Senate President: Governor doesn’t realize his proposed $1B tax hike wouldn’t put a penny into overfunded districts under bill he signed into law


TRENTON – Senate President Steve Sweeney today blasted the Governor for playing politics on critical school funding issues by calling for a $1 billion tax increase that would do nothing to help districts facing Adjustment Aid cuts.
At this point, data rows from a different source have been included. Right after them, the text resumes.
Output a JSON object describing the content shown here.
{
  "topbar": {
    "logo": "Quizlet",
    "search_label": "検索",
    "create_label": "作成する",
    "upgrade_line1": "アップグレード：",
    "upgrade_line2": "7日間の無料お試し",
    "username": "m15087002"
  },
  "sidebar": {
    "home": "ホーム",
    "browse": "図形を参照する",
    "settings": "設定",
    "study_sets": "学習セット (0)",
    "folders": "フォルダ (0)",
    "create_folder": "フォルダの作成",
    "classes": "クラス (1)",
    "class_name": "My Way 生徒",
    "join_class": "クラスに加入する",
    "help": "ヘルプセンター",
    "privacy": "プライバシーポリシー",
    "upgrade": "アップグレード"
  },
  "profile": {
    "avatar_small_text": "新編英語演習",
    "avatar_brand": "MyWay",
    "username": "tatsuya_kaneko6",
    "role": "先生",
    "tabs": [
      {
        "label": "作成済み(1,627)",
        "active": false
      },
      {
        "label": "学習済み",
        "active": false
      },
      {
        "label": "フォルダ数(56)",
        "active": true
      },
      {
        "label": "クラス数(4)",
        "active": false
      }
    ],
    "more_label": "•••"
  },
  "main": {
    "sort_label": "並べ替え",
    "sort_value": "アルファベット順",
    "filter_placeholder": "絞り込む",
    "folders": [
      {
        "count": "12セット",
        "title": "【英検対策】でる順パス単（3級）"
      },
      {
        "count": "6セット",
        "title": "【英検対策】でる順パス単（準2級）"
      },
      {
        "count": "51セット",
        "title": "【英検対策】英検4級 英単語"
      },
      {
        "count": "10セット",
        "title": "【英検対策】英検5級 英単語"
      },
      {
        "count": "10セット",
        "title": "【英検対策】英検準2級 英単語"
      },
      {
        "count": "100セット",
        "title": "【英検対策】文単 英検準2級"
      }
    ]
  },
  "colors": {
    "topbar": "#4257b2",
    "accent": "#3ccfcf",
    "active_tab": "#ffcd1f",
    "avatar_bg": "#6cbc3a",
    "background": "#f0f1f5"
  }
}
NEW JERSEY POLITICS


“It is disappointing to see the Governor demagogue the critical issues of school funding and property tax fairness in order to call for an unrelated $1 billion increase in the sales tax and the millionaire’s tax,” Senator Sweeney said.


“What is more inexcusable is the Governor doesn’t even acknowledge his proposed $1 billion tax hike wouldn’t put a penny into overfunded districts under the school funding bill he signed into law 15 months ago,” Senator Sweeney said. “Any increase in state funding for schools would go to the overwhelming majority of school districts that are underfunded by more than $1.7 billion, not to the Adjustment Aid districts that would be helped by my plan for cap relief.”


Senator Sweeney’s 2018 school funding reform law restored fairness to the 10-year-old School Funding Reform Act by eliminating the growth caps that kept 72 percent of schoolchildren in underfunded districts – urban, suburban and rural – from getting the state aid they deserved, while establishing a seven-year phase-out of Adjustment Aid payments to school districts for students they no longer have.


On Saturday, Senator Sweeney announced that he was developing legislation that would provide cap relief to school districts facing Adjustment Aid cuts that were spending below the adequacy level established by the School Funding Reform Act – and affirmed by the state Supreme Court – as needed to provide the “thorough and efficient” education guaranteed by the 1947 New Jersey Constitution.


“We need to ensure that students do not suffer in districts that are now taking cuts after receiving more than their fair share of state aid for more than a decade,” Senator Sweeney said. “The new law will give school boards in these districts the ability to make up for past years when they had no incentive to provide their Local Fair Share because the Adjustment Aid windfall they were getting gave them no reason to do so.”

Senator Sweeney noted that the legislation signed into law by the Governor already gave the 31 former Abbott districts the ability to exceed the 2 percent cap if they were spending below adequacy, and required any school district facing Adjustment Aid cuts and spending below adequacy because it was not providing its Local Fair Share to raise school property taxes by 2 percent a year.